- [Instructor] If you need to ask the user for input, such as a date range or employee number before they run a query, then the parameter query is the solution. After watching this video, you'll know how to create a query that will prompt users for filtering information. Then when we run the query, you'll see that only their desired results are displayed. Each time the query is run, new parameters can be entered to filter the information in a different way. Let's jump right into our parameters query database and get started. We're working with out employee data table. I'll go ahead and close the table back and go to Create. And we'll go right into Query Design. Double click on the EE Data table to add it. And let's go ahead and bring down all of our fields. I'll click on Department, hold my shift key down. That selects all of them. I can then drag and drop them down onto the grid. Now, in the Department field, in the Criteria row, in square brackets I'll type Which Department? And you can put anything you'd like in here. And you can just put department or which department would you like to view information for. Let me show you what happens when we run the query. Here's the prompt that comes up, and here's Which Department?, that I just typed in. Let me put in Marketing and click OK, and here are the results just for the marketing department. Pretty cool. Let's save this query, EE Information. Let me go back into Design View and let's add another prompt. So we're already going to ask them which department they'd like to see. Let's go over to the Benefits column and in square brackets, we will type in Which Benefits? So our users will not only be able to drill down into just the information for a department, but now they'll be able to see that information by benefit. So let's give them a list of benefits that are available in the table. Medical.
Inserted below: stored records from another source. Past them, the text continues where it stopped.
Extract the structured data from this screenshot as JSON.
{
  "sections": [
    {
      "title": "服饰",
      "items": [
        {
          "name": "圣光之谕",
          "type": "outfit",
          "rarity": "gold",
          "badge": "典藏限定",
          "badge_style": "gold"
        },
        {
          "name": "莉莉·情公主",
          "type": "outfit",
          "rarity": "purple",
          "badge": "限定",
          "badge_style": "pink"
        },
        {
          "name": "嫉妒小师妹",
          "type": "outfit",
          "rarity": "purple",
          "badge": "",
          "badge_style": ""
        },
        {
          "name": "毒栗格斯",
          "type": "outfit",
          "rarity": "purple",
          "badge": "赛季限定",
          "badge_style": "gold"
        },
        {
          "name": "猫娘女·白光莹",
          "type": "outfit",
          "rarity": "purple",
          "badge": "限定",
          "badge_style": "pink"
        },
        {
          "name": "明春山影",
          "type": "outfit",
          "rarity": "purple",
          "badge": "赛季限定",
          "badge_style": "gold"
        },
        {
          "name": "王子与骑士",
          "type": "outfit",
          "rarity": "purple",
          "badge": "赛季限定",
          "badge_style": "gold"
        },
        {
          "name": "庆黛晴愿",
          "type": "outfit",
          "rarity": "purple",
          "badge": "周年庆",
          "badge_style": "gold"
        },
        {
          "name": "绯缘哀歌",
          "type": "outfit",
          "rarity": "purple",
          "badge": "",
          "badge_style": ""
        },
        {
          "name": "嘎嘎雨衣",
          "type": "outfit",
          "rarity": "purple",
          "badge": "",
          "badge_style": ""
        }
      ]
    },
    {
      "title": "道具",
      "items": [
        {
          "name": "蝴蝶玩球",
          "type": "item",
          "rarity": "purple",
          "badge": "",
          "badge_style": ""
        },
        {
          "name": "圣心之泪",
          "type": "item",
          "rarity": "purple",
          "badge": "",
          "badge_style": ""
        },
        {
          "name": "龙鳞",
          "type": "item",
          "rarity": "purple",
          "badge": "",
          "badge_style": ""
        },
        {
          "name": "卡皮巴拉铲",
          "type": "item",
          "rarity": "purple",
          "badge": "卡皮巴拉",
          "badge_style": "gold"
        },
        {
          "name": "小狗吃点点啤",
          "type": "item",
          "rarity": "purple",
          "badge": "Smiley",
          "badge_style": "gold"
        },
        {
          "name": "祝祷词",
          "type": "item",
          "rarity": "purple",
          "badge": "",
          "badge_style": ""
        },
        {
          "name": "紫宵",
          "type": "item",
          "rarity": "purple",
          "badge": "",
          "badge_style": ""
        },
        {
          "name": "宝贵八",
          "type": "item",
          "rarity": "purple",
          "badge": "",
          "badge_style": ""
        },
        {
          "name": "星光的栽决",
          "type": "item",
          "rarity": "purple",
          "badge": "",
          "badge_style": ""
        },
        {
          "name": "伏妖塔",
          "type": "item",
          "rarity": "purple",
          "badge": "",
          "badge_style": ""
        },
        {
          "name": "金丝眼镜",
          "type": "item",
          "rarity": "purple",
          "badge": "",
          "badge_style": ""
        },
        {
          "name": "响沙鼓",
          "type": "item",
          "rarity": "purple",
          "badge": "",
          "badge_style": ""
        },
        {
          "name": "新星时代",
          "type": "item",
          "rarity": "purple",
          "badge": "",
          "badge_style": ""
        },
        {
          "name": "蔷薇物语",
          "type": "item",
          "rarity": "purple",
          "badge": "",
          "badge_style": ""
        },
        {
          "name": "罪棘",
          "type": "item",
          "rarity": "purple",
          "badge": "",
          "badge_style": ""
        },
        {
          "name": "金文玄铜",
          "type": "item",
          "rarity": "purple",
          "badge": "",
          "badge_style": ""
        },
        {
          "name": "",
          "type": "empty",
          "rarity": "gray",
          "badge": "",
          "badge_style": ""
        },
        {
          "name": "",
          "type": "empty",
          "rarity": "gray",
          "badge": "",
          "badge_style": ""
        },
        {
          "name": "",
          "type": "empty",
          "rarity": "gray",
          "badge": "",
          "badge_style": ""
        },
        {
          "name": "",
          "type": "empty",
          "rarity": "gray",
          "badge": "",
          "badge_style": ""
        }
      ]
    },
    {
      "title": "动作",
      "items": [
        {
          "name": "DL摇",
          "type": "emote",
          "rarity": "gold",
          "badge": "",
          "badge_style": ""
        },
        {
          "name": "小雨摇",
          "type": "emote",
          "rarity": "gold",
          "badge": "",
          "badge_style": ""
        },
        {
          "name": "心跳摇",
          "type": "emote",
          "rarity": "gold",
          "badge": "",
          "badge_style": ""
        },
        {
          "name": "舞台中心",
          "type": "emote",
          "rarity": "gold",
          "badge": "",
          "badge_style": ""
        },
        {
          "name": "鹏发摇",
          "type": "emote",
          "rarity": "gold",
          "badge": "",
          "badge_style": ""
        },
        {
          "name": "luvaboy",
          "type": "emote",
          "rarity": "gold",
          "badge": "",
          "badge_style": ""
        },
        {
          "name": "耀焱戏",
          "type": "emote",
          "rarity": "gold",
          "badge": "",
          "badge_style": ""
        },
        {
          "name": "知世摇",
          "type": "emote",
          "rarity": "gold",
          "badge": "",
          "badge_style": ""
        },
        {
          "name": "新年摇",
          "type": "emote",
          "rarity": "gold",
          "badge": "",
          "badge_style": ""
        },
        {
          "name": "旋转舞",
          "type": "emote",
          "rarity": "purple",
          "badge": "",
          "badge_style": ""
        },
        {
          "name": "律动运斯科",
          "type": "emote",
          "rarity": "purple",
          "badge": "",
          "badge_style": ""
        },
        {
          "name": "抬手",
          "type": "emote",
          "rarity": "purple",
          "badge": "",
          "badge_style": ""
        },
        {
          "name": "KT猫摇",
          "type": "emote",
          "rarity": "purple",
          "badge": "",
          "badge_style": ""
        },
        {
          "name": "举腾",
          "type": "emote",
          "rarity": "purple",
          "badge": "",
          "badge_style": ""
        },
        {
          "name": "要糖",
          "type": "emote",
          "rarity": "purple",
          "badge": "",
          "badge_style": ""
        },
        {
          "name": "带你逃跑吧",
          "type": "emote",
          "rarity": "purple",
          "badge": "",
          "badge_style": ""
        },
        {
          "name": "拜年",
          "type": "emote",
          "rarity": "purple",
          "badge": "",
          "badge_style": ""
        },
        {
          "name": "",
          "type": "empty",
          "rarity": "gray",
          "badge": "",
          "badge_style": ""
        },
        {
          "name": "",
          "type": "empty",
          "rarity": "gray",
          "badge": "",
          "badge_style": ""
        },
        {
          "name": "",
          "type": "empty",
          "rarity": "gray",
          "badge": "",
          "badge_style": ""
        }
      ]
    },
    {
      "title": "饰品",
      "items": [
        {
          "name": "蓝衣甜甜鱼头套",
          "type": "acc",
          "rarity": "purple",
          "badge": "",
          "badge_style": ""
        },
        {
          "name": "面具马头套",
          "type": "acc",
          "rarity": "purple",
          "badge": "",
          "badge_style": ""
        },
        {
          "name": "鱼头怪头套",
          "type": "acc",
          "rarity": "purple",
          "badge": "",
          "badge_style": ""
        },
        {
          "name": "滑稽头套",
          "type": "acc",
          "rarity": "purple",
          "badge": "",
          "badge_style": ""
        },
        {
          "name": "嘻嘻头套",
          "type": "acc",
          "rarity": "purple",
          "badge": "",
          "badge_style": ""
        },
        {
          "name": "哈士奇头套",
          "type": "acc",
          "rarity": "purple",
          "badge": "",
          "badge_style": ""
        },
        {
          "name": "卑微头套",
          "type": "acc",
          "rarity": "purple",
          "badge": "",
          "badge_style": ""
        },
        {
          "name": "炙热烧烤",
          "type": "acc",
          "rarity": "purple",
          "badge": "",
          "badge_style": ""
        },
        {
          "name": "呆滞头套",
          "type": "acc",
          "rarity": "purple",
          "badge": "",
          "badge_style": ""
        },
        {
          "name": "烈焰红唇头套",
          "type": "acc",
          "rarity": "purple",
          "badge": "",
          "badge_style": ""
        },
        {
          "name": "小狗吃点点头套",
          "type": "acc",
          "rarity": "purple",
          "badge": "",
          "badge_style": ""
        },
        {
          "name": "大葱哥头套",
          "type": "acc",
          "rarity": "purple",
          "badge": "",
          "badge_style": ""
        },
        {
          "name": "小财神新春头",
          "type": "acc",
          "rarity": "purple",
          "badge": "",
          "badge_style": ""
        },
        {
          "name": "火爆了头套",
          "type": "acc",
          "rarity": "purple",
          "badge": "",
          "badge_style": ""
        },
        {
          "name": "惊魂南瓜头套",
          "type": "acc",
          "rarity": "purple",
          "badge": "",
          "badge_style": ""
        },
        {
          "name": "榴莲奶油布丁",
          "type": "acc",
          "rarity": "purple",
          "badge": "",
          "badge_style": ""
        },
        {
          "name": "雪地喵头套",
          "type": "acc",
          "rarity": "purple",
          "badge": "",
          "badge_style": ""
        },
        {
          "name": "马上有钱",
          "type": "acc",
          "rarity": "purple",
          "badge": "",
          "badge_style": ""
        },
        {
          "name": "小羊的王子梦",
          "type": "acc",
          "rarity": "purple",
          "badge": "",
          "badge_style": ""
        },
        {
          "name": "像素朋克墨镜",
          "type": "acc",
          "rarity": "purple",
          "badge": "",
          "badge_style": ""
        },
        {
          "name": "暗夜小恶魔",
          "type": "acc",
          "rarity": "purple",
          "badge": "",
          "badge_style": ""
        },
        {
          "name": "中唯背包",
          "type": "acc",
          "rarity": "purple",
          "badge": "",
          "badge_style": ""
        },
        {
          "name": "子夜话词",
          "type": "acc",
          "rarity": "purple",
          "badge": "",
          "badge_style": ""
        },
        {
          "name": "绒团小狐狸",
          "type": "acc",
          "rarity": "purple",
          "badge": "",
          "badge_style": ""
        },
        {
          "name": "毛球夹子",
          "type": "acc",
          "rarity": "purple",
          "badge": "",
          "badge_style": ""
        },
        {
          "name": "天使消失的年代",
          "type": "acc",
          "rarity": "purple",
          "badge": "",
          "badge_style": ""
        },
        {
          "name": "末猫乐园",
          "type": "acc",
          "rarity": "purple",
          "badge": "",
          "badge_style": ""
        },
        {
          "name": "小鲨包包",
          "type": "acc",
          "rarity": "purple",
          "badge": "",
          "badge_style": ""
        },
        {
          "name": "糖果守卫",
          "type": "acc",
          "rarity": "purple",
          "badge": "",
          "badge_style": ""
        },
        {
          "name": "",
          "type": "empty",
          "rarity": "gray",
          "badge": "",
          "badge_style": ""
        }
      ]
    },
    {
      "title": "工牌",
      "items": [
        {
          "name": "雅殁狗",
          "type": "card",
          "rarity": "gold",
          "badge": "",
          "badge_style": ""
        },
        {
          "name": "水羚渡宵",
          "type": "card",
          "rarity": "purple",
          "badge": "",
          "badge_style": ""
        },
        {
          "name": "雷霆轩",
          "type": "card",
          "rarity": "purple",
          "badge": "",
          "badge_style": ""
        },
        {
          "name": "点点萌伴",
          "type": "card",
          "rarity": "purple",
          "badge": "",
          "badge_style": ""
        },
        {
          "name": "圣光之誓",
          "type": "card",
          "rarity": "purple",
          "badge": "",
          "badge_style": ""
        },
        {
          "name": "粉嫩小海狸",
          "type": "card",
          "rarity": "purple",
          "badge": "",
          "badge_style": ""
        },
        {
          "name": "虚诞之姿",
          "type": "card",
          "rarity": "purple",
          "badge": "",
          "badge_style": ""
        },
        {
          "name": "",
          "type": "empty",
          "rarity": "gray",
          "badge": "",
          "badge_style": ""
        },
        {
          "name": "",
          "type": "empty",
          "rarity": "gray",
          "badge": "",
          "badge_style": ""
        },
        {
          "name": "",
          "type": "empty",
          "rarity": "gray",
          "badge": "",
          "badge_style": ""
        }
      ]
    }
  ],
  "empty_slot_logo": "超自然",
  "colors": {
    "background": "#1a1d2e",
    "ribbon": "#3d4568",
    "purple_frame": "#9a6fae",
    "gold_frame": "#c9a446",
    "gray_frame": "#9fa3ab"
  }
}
And we have dental. We have both dental and medical as a package. Hospitalization and Rx. Close the square brackets. That looks good. So now they'll be prompted for which department and for which benefit they'd like to view. And the prompts will occur in the order in which these fields are displayed in our query grid. So department will be first and then benefits, but we could flip those just by moving the column over to, in front of department. Okay, let's go ahead and run this query. So which department, marketing. And here's our second prompt. Which benefit, medical. Sounds good. Here are the five people who are in the marketing department who have medical insurance with us. Let's go back into Design View and I'm going to remove the two sets of criteria that we currently have and enter a prompt in the date of hire so we can look at employees who were hired just in a specific time frame. I'll select the Criteria and delete them. And go to Date of Hire. Now, to do a date range, we first type in the word Between. Put a space in, square brackets, and we'll use a start date. That's our first prompt. Let me increase this column. Put a space in and type the word and, open my square brackets, End Date. Close our square brackets. So they will enter a start date and an end date. Let's run the query. Our start date will be January 1st, 2018. Our end date will be December 31st, 2018. Perfect, here's out 10 employees who were hired in 2018. So now that you know how to use these great parameter queries, I'd like for you to practice creating these queries using your own databases. That will really prepare you for the Access Expert exam.
- Modifying the database structure
- Managing table relationships and keys
- Exporting data
- Managing records and fields
- Creating and running queries
- Configuring form controls
- Modifying form positioning
- Grouping report fields
- Formatting reports
- Taking the practice exam